Is it possible to eliminate or even effectively manage all legal risk?

No, the objective of legal risk management is not to eliminate all legal risk.  That would be impossible. In fact, there is much legal risk that cannot be eliminated, and there are legal risks that business managers will consciously accept because the cost of eliminating them is too high.  However, legal risk management can help reduce the possibility of facing unexpected expenses in the future by dealing with legal issues now.  It is not about trying to find skeletons in the closet, but it is about looking forward and creating a plan to manage manageable risk.  It is about finding solutions, not just identifying problems.

How is legal risk management different from other compliance functions?

There is an overlap between corporate compliance functions and legal risk management.  Corporate compliance focuses on business and legal risks in a regulatory environment, while legal risk management focuses on how well the business is managing legal risk in general.  Legal risk management seeks to provide business managers and compliance officers with the tools and concepts necessary to help them manage and reduce legal risk and costs, and thereby improve the bottom line, and corporate integrity and compliance within the organization.

Principles-based business management

The businesses that will be most likely to implement legal risk management will be principles-based businesses, meaning they are motivated by core principles that positively impact stakeholders over longer periods of time.  Although they recognize the need for task-orientation, and acknowledge the new world of compliance in which they operate, they also seek to operate on time-tested core principles.  For example, a principles-based business will implement employment policies and procedures consistently applied not only to comply with law or a regulatory requirement, but because they want to be fair to their employees and create a positive working environment.  They will develop polices to avoid infringing on the intellectual property rights of others, because they value their own intellectual property rights and expect others to respect their rights.  Corporate integrity is important to principles-bases business, meaning that if policies are implemented based on principles, the executive management team not only talks about compliance with those policies and principles, but seeks to embrace and manage based on those principles.  Employees do not hear one thing, and see something else from their leaders.  The executive management team understands and buys into the need for consistency and compliance.

Outside general counsel

Most small and mid-sized businesses cannot afford the benefits of inside general counsel.  Some of the benefits of inside counsel include easy access to legal advice, cost controls on the cost of legal services, and legal focus and expertise in a specific business and industry.  What if it were possible to have at least many of the benefits of inside general counsel, without the fixed overhead of inside counsel?

Here are some things outside counsel can do to provide some of these benefits:

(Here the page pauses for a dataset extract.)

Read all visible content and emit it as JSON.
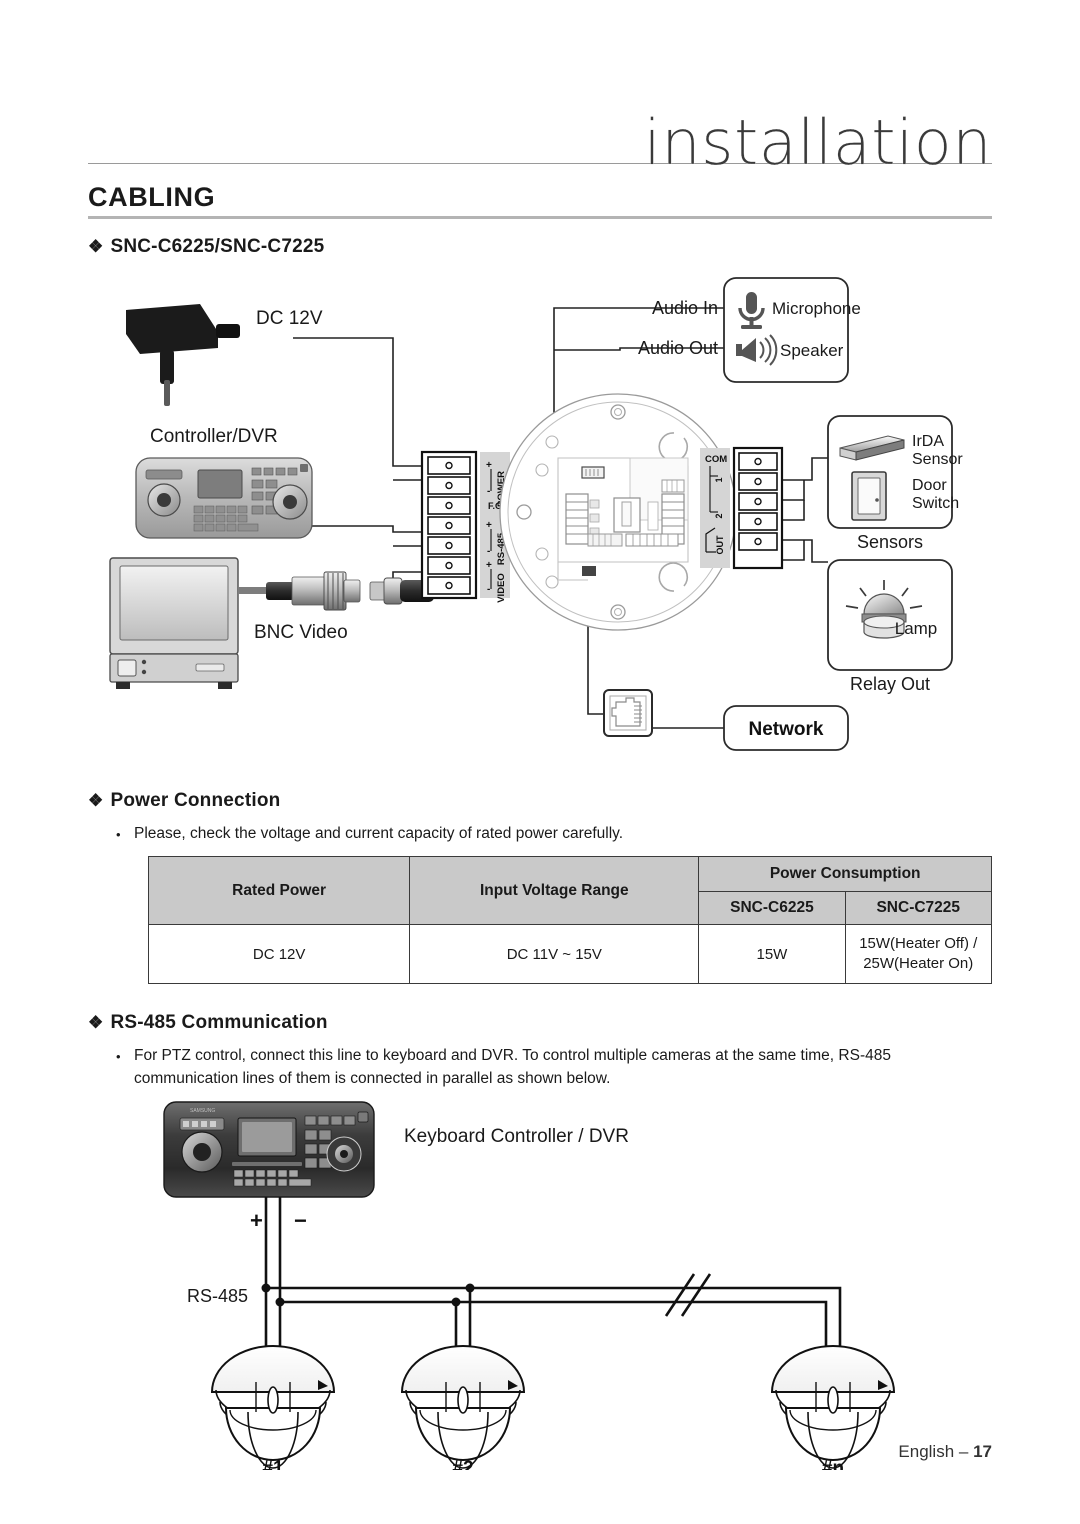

  • Manage legal risk, including annual compliance and legal reviews
  • Conflict resolution management.
  • Be readily available to respond to routine legal questions
  • Attend board meetings
  • Coordinate the delivery of all legal services
  • Gain industry knowledge by attending industry conferences
  • Work as a member of the management team
  • Review legal bills and work on alternative billing arrangements